[Website and app data records]
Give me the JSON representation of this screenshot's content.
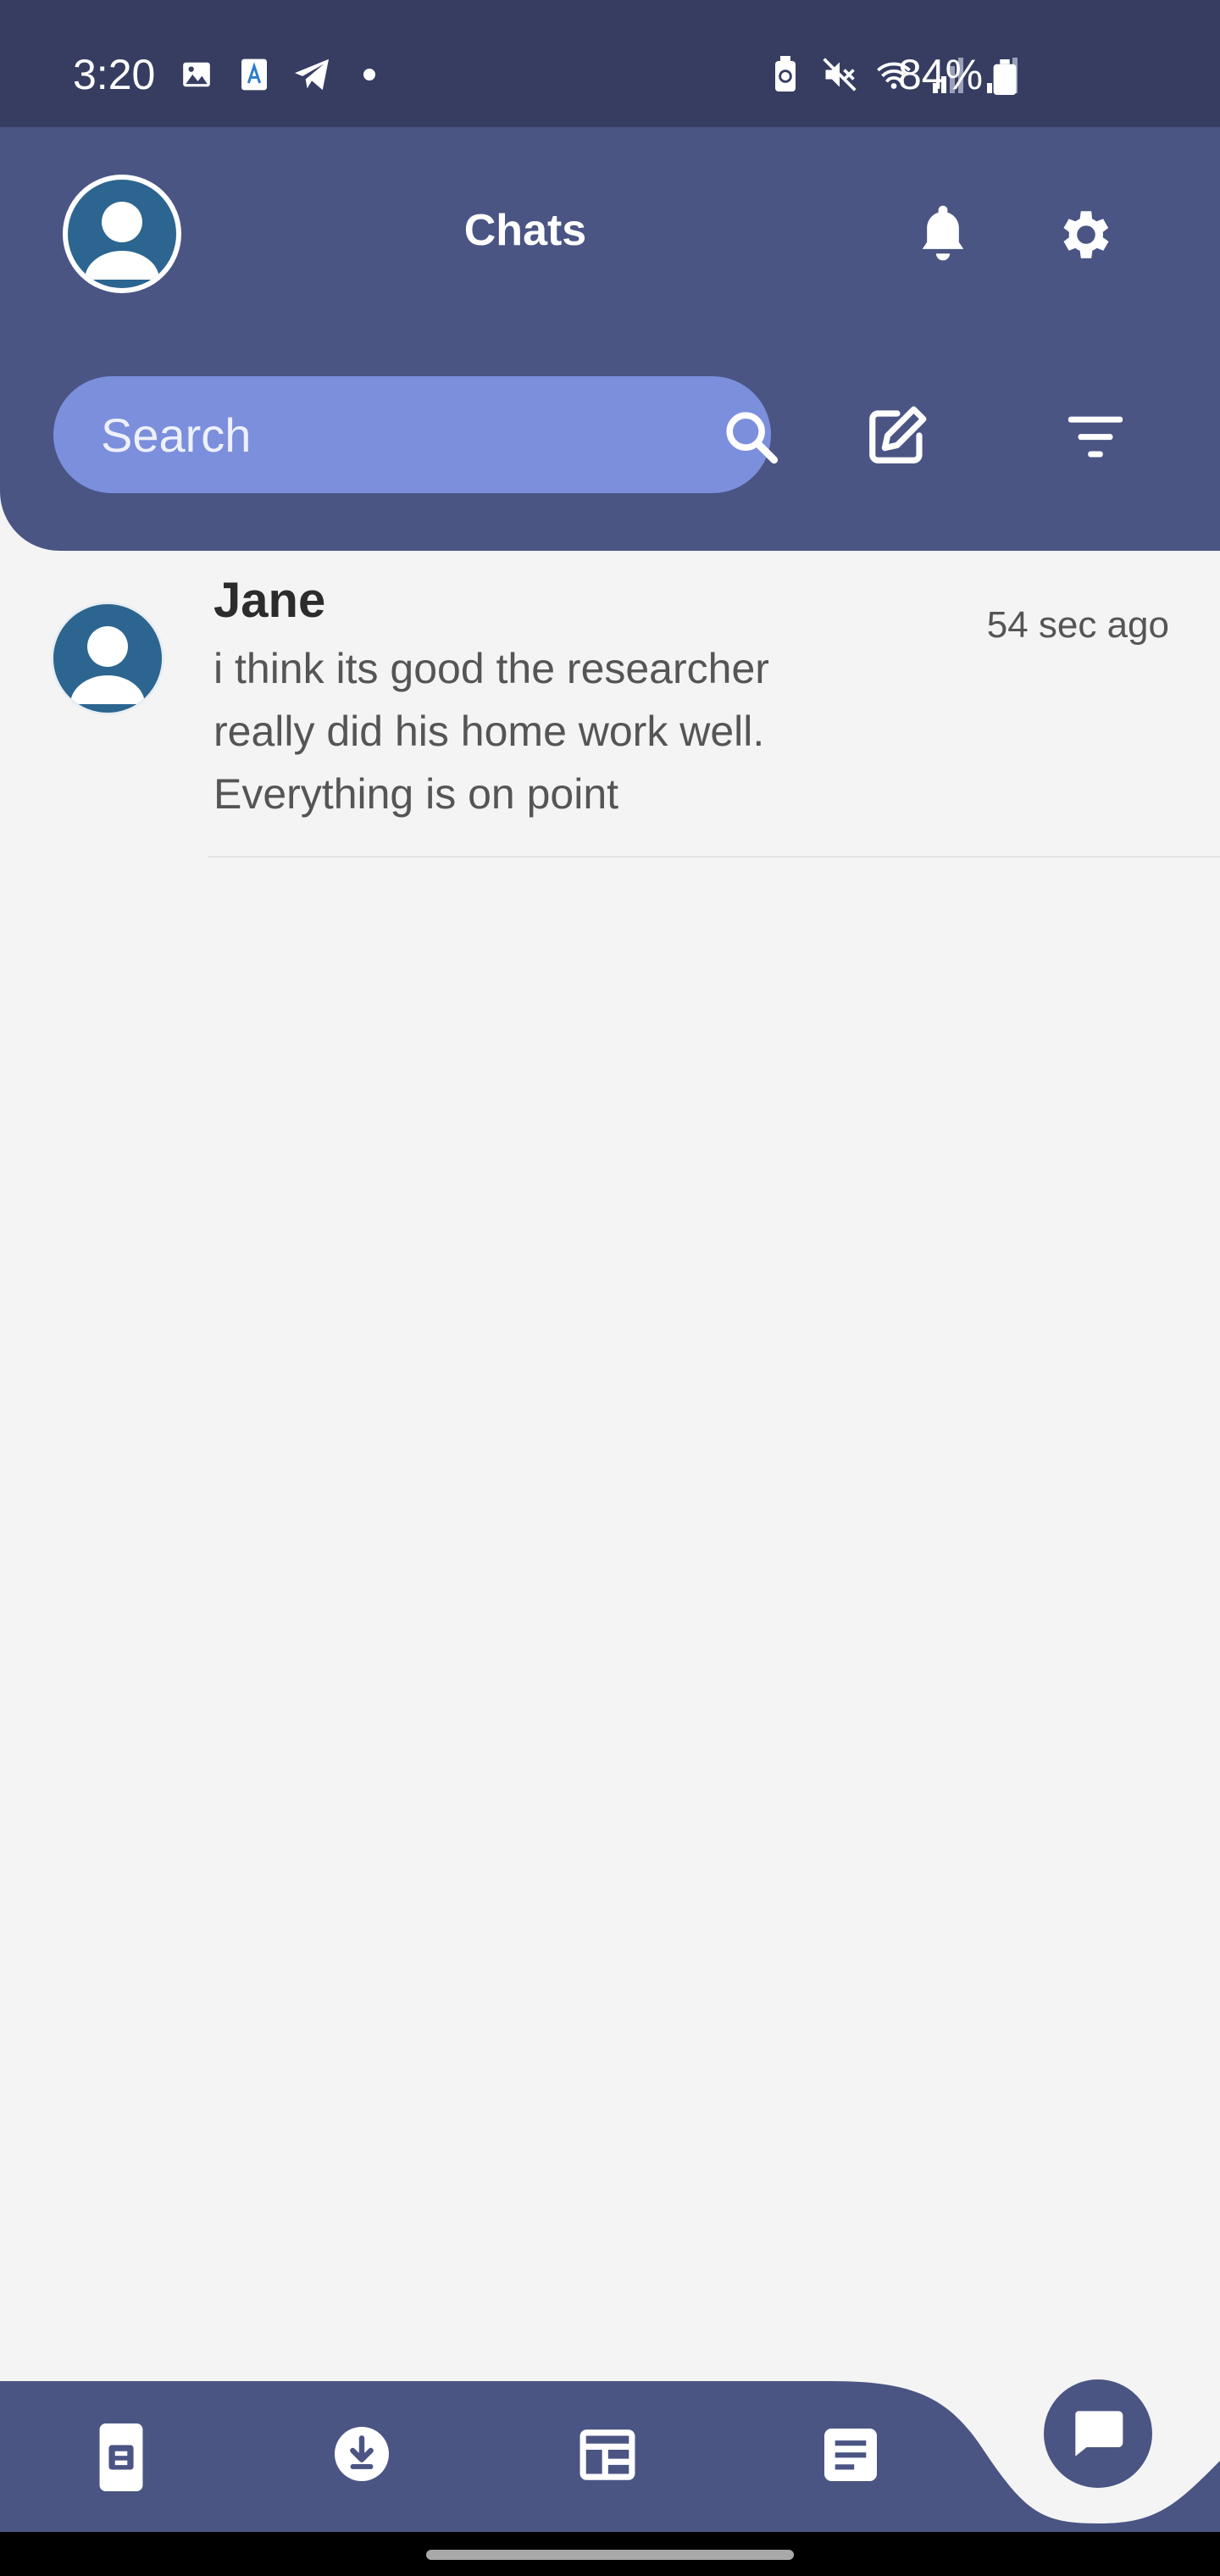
{
  "status_bar": {
    "time": "3:20",
    "battery": "84%",
    "left_icons": [
      "gallery-icon",
      "app-notification-icon",
      "telegram-icon",
      "dot-icon"
    ],
    "right_icons": [
      "battery-saver-icon",
      "mute-icon",
      "wifi-icon",
      "signal-icon",
      "signal-icon"
    ]
  },
  "header": {
    "title": "Chats",
    "search": {
      "placeholder": "Search"
    }
  },
  "chats": [
    {
      "name": "Jane",
      "time": "54 sec ago",
      "preview": "i think its good the researcher really did his home work well. Everything is on point"
    }
  ],
  "bottom_nav": {
    "items": [
      "contacts-card-icon",
      "download-icon",
      "feed-icon",
      "notes-icon"
    ],
    "active": "chat-bubble-icon"
  },
  "colors": {
    "header": "#4a5584",
    "status_bar": "#363d61",
    "search": "#7b8fdc",
    "background": "#f4f4f4",
    "avatar": "#2c6590"
  }
}
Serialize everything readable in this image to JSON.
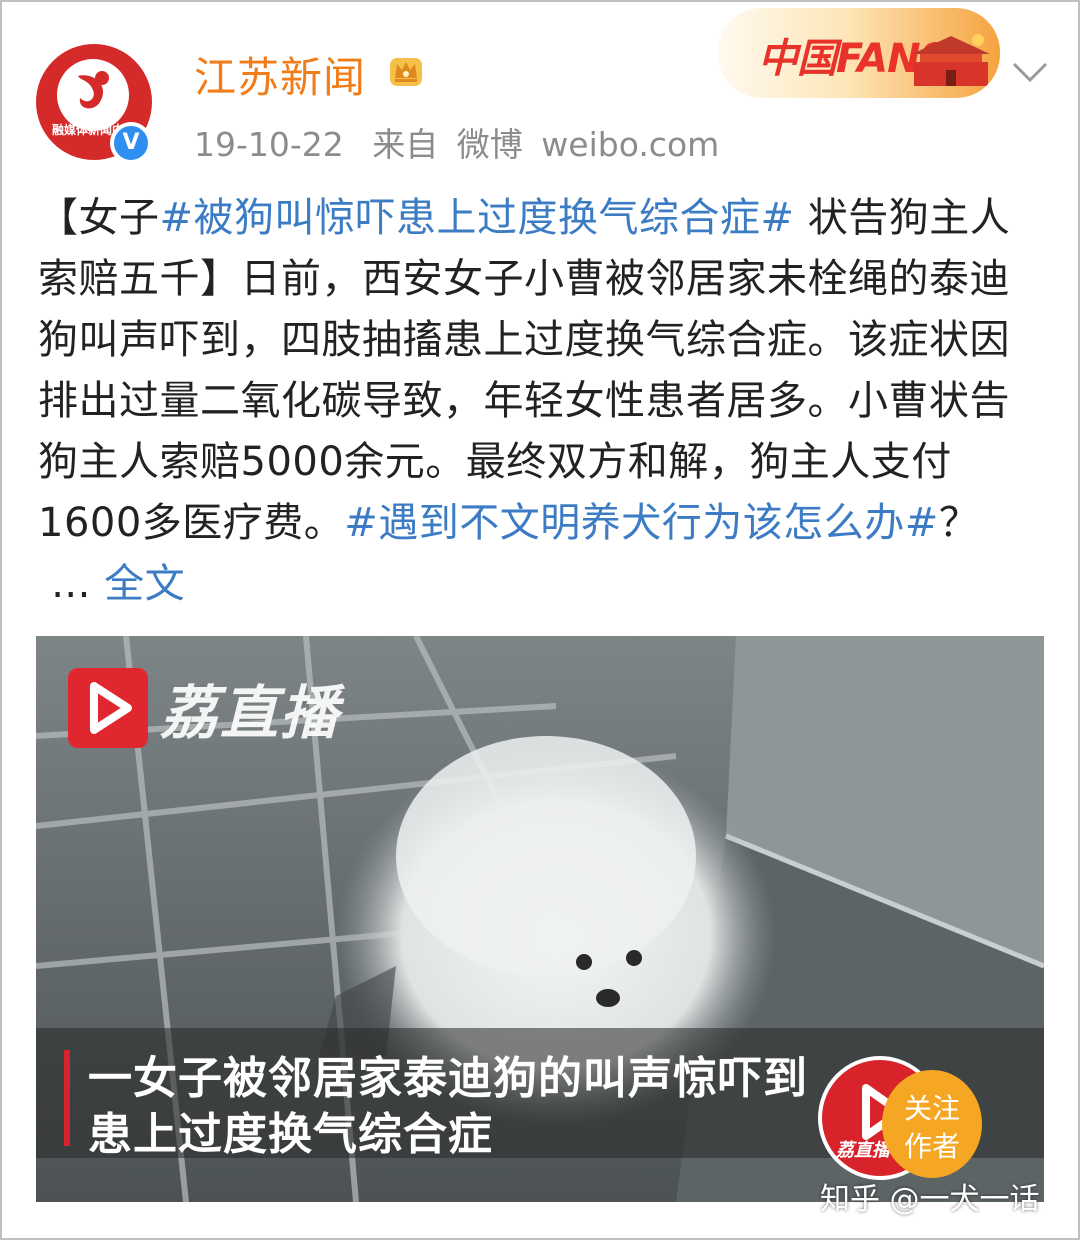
{
  "header": {
    "avatar_text": "融媒体新闻中心",
    "user_name": "江苏新闻",
    "verified_mark": "V",
    "date": "19-10-22",
    "source_prefix": "来自",
    "source_app": "微博",
    "source_domain": "weibo.com",
    "fans_badge": "中国FANS",
    "icons": [
      "crown-icon",
      "verified-icon",
      "chevron-down-icon"
    ],
    "colors": {
      "name": "#f07c1a",
      "tag": "#3c7cc4",
      "verified": "#2f8ff0",
      "brand_red": "#e0262e"
    }
  },
  "post": {
    "open_bracket": "【女子",
    "tag_1": "#被狗叫惊吓患上过度换气综合症#",
    "title_rest": " 状告狗主人索赔五千】",
    "body": "日前，西安女子小曹被邻居家未栓绳的泰迪狗叫声吓到，四肢抽搐患上过度换气综合症。该症状因排出过量二氧化碳导致，年轻女性患者居多。小曹状告狗主人索赔5000余元。最终双方和解，狗主人支付1600多医疗费。",
    "tag_2": "#遇到不文明养犬行为该怎么办#",
    "question": "？",
    "ellipsis": " ... ",
    "more_link": "全文"
  },
  "video": {
    "channel_logo_name": "荔直播",
    "subtitle_line_1": "一女子被邻居家泰迪狗的叫声惊吓到",
    "subtitle_line_2": "患上过度换气综合症",
    "follow_brand": "荔直播",
    "follow_label_1": "关注",
    "follow_label_2": "作者"
  },
  "watermark": "知乎 @一犬一话"
}
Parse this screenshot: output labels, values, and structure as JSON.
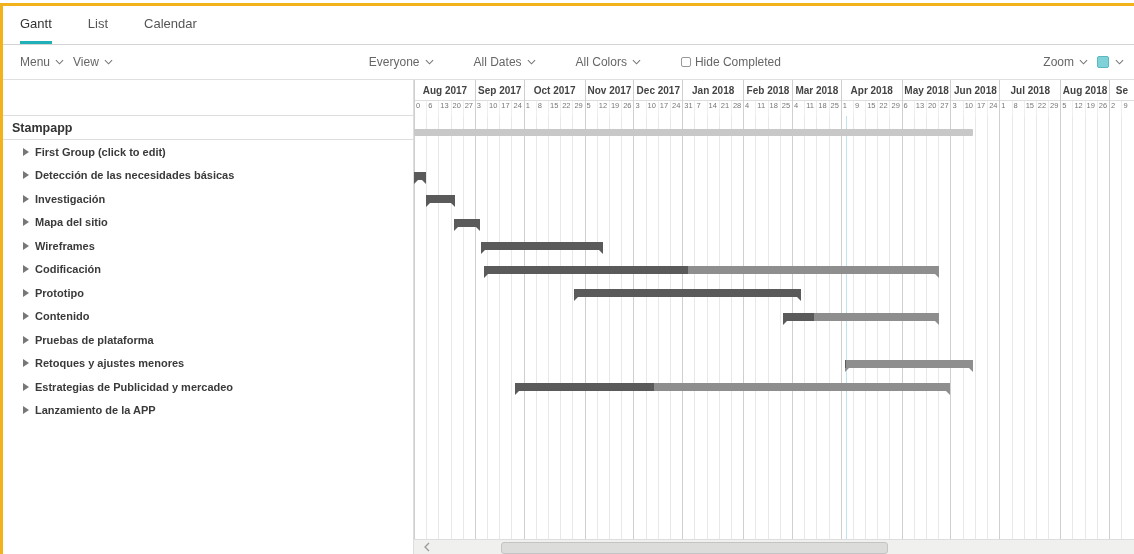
{
  "tabs": [
    {
      "label": "Gantt",
      "selected": true
    },
    {
      "label": "List",
      "selected": false
    },
    {
      "label": "Calendar",
      "selected": false
    }
  ],
  "toolbar": {
    "menus": [
      "Menu",
      "View"
    ],
    "filters": [
      "Everyone",
      "All Dates",
      "All Colors"
    ],
    "hide_completed": {
      "label": "Hide Completed",
      "checked": false
    },
    "zoom": "Zoom"
  },
  "timeline": {
    "months": [
      {
        "label": "Aug 2017",
        "days": [
          "0",
          "6",
          "13",
          "20",
          "27"
        ]
      },
      {
        "label": "Sep 2017",
        "days": [
          "3",
          "10",
          "17",
          "24"
        ]
      },
      {
        "label": "Oct 2017",
        "days": [
          "1",
          "8",
          "15",
          "22",
          "29"
        ]
      },
      {
        "label": "Nov 2017",
        "days": [
          "5",
          "12",
          "19",
          "26"
        ]
      },
      {
        "label": "Dec 2017",
        "days": [
          "3",
          "10",
          "17",
          "24"
        ]
      },
      {
        "label": "Jan 2018",
        "days": [
          "31",
          "7",
          "14",
          "21",
          "28"
        ]
      },
      {
        "label": "Feb 2018",
        "days": [
          "4",
          "11",
          "18",
          "25"
        ]
      },
      {
        "label": "Mar 2018",
        "days": [
          "4",
          "11",
          "18",
          "25"
        ]
      },
      {
        "label": "Apr 2018",
        "days": [
          "1",
          "9",
          "15",
          "22",
          "29"
        ]
      },
      {
        "label": "May 2018",
        "days": [
          "6",
          "13",
          "20",
          "27"
        ]
      },
      {
        "label": "Jun 2018",
        "days": [
          "3",
          "10",
          "17",
          "24"
        ]
      },
      {
        "label": "Jul 2018",
        "days": [
          "1",
          "8",
          "15",
          "22",
          "29"
        ]
      },
      {
        "label": "Aug 2018",
        "days": [
          "5",
          "12",
          "19",
          "26"
        ]
      },
      {
        "label": "Se",
        "days": [
          "2",
          "9"
        ]
      }
    ]
  },
  "project": {
    "name": "Stampapp"
  },
  "tasks": [
    {
      "name": "First Group (click to edit)",
      "expanded": false
    },
    {
      "name": "Detección de las necesidades básicas",
      "expanded": false,
      "bar": {
        "level": 1
      }
    },
    {
      "name": "Investigación",
      "expanded": false,
      "bar": {
        "level": 1
      }
    },
    {
      "name": "Mapa del sitio",
      "expanded": false,
      "bar": {
        "level": 1
      }
    },
    {
      "name": "Wireframes",
      "expanded": false,
      "bar": {
        "level": 1
      }
    },
    {
      "name": "Codificación",
      "expanded": false,
      "bar": {
        "level": 0.45
      }
    },
    {
      "name": "Prototipo",
      "expanded": false,
      "bar": {
        "level": 1
      }
    },
    {
      "name": "Contenido",
      "expanded": false,
      "bar": {
        "level": 0.2
      }
    },
    {
      "name": "Pruebas de plataforma",
      "expanded": false
    },
    {
      "name": "Retoques y ajustes menores",
      "expanded": false,
      "bar": {
        "level": 0
      }
    },
    {
      "name": "Estrategias de Publicidad y mercadeo",
      "expanded": false,
      "bar": {
        "level": 0.32
      }
    },
    {
      "name": "Lanzamiento de la APP",
      "expanded": false
    }
  ]
}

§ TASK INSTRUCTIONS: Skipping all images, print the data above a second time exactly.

§ EXERCISE RESULT:
Give me the JSON representation of this screenshot's content.
{
  "status_bar": {
    "time": "3:20",
    "battery": "84%",
    "left_icons": [
      "gallery-icon",
      "app-notification-icon",
      "telegram-icon",
      "dot-icon"
    ],
    "right_icons": [
      "battery-saver-icon",
      "mute-icon",
      "wifi-icon",
      "signal-icon",
      "signal-icon"
    ]
  },
  "header": {
    "title": "Chats",
    "search": {
      "placeholder": "Search"
    }
  },
  "chats": [
    {
      "name": "Jane",
      "time": "54 sec ago",
      "preview": "i think its good the researcher really did his home work well. Everything is on point"
    }
  ],
  "bottom_nav": {
    "items": [
      "contacts-card-icon",
      "download-icon",
      "feed-icon",
      "notes-icon"
    ],
    "active": "chat-bubble-icon"
  },
  "colors": {
    "header": "#4a5584",
    "status_bar": "#363d61",
    "search": "#7b8fdc",
    "background": "#f4f4f4",
    "avatar": "#2c6590"
  }
}
Serialize everything readable in this image to JSON.
{
  "header": {
    "avatar_text": "融媒体新闻中心",
    "user_name": "江苏新闻",
    "verified_mark": "V",
    "date": "19-10-22",
    "source_prefix": "来自",
    "source_app": "微博",
    "source_domain": "weibo.com",
    "fans_badge": "中国FANS",
    "icons": [
      "crown-icon",
      "verified-icon",
      "chevron-down-icon"
    ],
    "colors": {
      "name": "#f07c1a",
      "tag": "#3c7cc4",
      "verified": "#2f8ff0",
      "brand_red": "#e0262e"
    }
  },
  "post": {
    "open_bracket": "【女子",
    "tag_1": "#被狗叫惊吓患上过度换气综合症#",
    "title_rest": " 状告狗主人索赔五千】",
    "body": "日前，西安女子小曹被邻居家未栓绳的泰迪狗叫声吓到，四肢抽搐患上过度换气综合症。该症状因排出过量二氧化碳导致，年轻女性患者居多。小曹状告狗主人索赔5000余元。最终双方和解，狗主人支付1600多医疗费。",
    "tag_2": "#遇到不文明养犬行为该怎么办#",
    "question": "？",
    "ellipsis": " ... ",
    "more_link": "全文"
  },
  "video": {
    "channel_logo_name": "荔直播",
    "subtitle_line_1": "一女子被邻居家泰迪狗的叫声惊吓到",
    "subtitle_line_2": "患上过度换气综合症",
    "follow_brand": "荔直播",
    "follow_label_1": "关注",
    "follow_label_2": "作者"
  },
  "watermark": "知乎 @一犬一话"
}
Parse this screenshot: output labels, values, and structure as JSON.
{
  "tabs": [
    {
      "label": "Gantt",
      "selected": true
    },
    {
      "label": "List",
      "selected": false
    },
    {
      "label": "Calendar",
      "selected": false
    }
  ],
  "toolbar": {
    "menus": [
      "Menu",
      "View"
    ],
    "filters": [
      "Everyone",
      "All Dates",
      "All Colors"
    ],
    "hide_completed": {
      "label": "Hide Completed",
      "checked": false
    },
    "zoom": "Zoom"
  },
  "timeline": {
    "months": [
      {
        "label": "Aug 2017",
        "days": [
          "0",
          "6",
          "13",
          "20",
          "27"
        ]
      },
      {
        "label": "Sep 2017",
        "days": [
          "3",
          "10",
          "17",
          "24"
        ]
      },
      {
        "label": "Oct 2017",
        "days": [
          "1",
          "8",
          "15",
          "22",
          "29"
        ]
      },
      {
        "label": "Nov 2017",
        "days": [
          "5",
          "12",
          "19",
          "26"
        ]
      },
      {
        "label": "Dec 2017",
        "days": [
          "3",
          "10",
          "17",
          "24"
        ]
      },
      {
        "label": "Jan 2018",
        "days": [
          "31",
          "7",
          "14",
          "21",
          "28"
        ]
      },
      {
        "label": "Feb 2018",
        "days": [
          "4",
          "11",
          "18",
          "25"
        ]
      },
      {
        "label": "Mar 2018",
        "days": [
          "4",
          "11",
          "18",
          "25"
        ]
      },
      {
        "label": "Apr 2018",
        "days": [
          "1",
          "9",
          "15",
          "22",
          "29"
        ]
      },
      {
        "label": "May 2018",
        "days": [
          "6",
          "13",
          "20",
          "27"
        ]
      },
      {
        "label": "Jun 2018",
        "days": [
          "3",
          "10",
          "17",
          "24"
        ]
      },
      {
        "label": "Jul 2018",
        "days": [
          "1",
          "8",
          "15",
          "22",
          "29"
        ]
      },
      {
        "label": "Aug 2018",
        "days": [
          "5",
          "12",
          "19",
          "26"
        ]
      },
      {
        "label": "Se",
        "days": [
          "2",
          "9"
        ]
      }
    ]
  },
  "project": {
    "name": "Stampapp"
  },
  "tasks": [
    {
      "name": "First Group (click to edit)",
      "expanded": false
    },
    {
      "name": "Detección de las necesidades básicas",
      "expanded": false,
      "bar": {
        "level": 1
      }
    },
    {
      "name": "Investigación",
      "expanded": false,
      "bar": {
        "level": 1
      }
    },
    {
      "name": "Mapa del sitio",
      "expanded": false,
      "bar": {
        "level": 1
      }
    },
    {
      "name": "Wireframes",
      "expanded": false,
      "bar": {
        "level": 1
      }
    },
    {
      "name": "Codificación",
      "expanded": false,
      "bar": {
        "level": 0.45
      }
    },
    {
      "name": "Prototipo",
      "expanded": false,
      "bar": {
        "level": 1
      }
    },
    {
      "name": "Contenido",
      "expanded": false,
      "bar": {
        "level": 0.2
      }
    },
    {
      "name": "Pruebas de plataforma",
      "expanded": false
    },
    {
      "name": "Retoques y ajustes menores",
      "expanded": false,
      "bar": {
        "level": 0
      }
    },
    {
      "name": "Estrategias de Publicidad y mercadeo",
      "expanded": false,
      "bar": {
        "level": 0.32
      }
    },
    {
      "name": "Lanzamiento de la APP",
      "expanded": false
    }
  ]
}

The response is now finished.